### [SOURCE DATA]
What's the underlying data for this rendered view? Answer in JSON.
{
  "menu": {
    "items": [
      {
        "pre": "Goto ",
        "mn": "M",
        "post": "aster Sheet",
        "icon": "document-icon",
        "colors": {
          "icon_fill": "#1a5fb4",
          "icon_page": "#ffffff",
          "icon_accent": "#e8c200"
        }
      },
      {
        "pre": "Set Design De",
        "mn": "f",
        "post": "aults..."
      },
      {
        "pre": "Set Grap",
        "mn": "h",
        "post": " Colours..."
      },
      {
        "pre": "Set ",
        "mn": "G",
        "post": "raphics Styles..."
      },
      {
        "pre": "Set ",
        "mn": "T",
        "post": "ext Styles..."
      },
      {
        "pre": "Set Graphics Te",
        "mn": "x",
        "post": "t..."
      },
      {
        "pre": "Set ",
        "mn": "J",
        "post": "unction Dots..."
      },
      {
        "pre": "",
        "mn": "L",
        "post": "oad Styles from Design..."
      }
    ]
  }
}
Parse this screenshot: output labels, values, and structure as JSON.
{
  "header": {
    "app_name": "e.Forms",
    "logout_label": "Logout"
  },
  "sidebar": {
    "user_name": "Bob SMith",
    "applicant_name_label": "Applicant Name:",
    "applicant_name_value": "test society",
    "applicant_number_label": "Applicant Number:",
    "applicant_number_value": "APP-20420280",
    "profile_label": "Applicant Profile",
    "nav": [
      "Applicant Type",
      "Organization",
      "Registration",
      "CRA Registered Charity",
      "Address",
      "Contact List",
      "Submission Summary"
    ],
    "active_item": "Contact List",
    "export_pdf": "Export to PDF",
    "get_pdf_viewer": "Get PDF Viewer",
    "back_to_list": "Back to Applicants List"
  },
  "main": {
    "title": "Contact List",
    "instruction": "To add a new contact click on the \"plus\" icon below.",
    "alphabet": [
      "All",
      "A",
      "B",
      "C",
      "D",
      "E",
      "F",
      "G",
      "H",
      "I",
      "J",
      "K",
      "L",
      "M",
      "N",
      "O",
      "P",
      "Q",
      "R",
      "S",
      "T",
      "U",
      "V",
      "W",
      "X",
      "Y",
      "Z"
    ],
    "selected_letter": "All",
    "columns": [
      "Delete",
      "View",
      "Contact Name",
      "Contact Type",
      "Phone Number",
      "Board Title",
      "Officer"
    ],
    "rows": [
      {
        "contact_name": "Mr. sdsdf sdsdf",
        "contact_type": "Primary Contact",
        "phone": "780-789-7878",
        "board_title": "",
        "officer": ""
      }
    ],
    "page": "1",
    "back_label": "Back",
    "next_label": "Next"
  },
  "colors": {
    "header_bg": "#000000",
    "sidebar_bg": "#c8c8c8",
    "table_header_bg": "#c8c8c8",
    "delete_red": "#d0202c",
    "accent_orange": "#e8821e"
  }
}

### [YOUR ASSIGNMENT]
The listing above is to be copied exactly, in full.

### [PROBLEM SOLUTION]
What's the underlying data for this rendered view? Answer in JSON.
{
  "menu": {
    "items": [
      {
        "pre": "Goto ",
        "mn": "M",
        "post": "aster Sheet",
        "icon": "document-icon",
        "colors": {
          "icon_fill": "#1a5fb4",
          "icon_page": "#ffffff",
          "icon_accent": "#e8c200"
        }
      },
      {
        "pre": "Set Design De",
        "mn": "f",
        "post": "aults..."
      },
      {
        "pre": "Set Grap",
        "mn": "h",
        "post": " Colours..."
      },
      {
        "pre": "Set ",
        "mn": "G",
        "post": "raphics Styles..."
      },
      {
        "pre": "Set ",
        "mn": "T",
        "post": "ext Styles..."
      },
      {
        "pre": "Set Graphics Te",
        "mn": "x",
        "post": "t..."
      },
      {
        "pre": "Set ",
        "mn": "J",
        "post": "unction Dots..."
      },
      {
        "pre": "",
        "mn": "L",
        "post": "oad Styles from Design..."
      }
    ]
  }
}
Parse this screenshot: output labels, values, and structure as JSON.
{
  "header": {
    "app_name": "e.Forms",
    "logout_label": "Logout"
  },
  "sidebar": {
    "user_name": "Bob SMith",
    "applicant_name_label": "Applicant Name:",
    "applicant_name_value": "test society",
    "applicant_number_label": "Applicant Number:",
    "applicant_number_value": "APP-20420280",
    "profile_label": "Applicant Profile",
    "nav": [
      "Applicant Type",
      "Organization",
      "Registration",
      "CRA Registered Charity",
      "Address",
      "Contact List",
      "Submission Summary"
    ],
    "active_item": "Contact List",
    "export_pdf": "Export to PDF",
    "get_pdf_viewer": "Get PDF Viewer",
    "back_to_list": "Back to Applicants List"
  },
  "main": {
    "title": "Contact List",
    "instruction": "To add a new contact click on the \"plus\" icon below.",
    "alphabet": [
      "All",
      "A",
      "B",
      "C",
      "D",
      "E",
      "F",
      "G",
      "H",
      "I",
      "J",
      "K",
      "L",
      "M",
      "N",
      "O",
      "P",
      "Q",
      "R",
      "S",
      "T",
      "U",
      "V",
      "W",
      "X",
      "Y",
      "Z"
    ],
    "selected_letter": "All",
    "columns": [
      "Delete",
      "View",
      "Contact Name",
      "Contact Type",
      "Phone Number",
      "Board Title",
      "Officer"
    ],
    "rows": [
      {
        "contact_name": "Mr. sdsdf sdsdf",
        "contact_type": "Primary Contact",
        "phone": "780-789-7878",
        "board_title": "",
        "officer": ""
      }
    ],
    "page": "1",
    "back_label": "Back",
    "next_label": "Next"
  },
  "colors": {
    "header_bg": "#000000",
    "sidebar_bg": "#c8c8c8",
    "table_header_bg": "#c8c8c8",
    "delete_red": "#d0202c",
    "accent_orange": "#e8821e"
  }
}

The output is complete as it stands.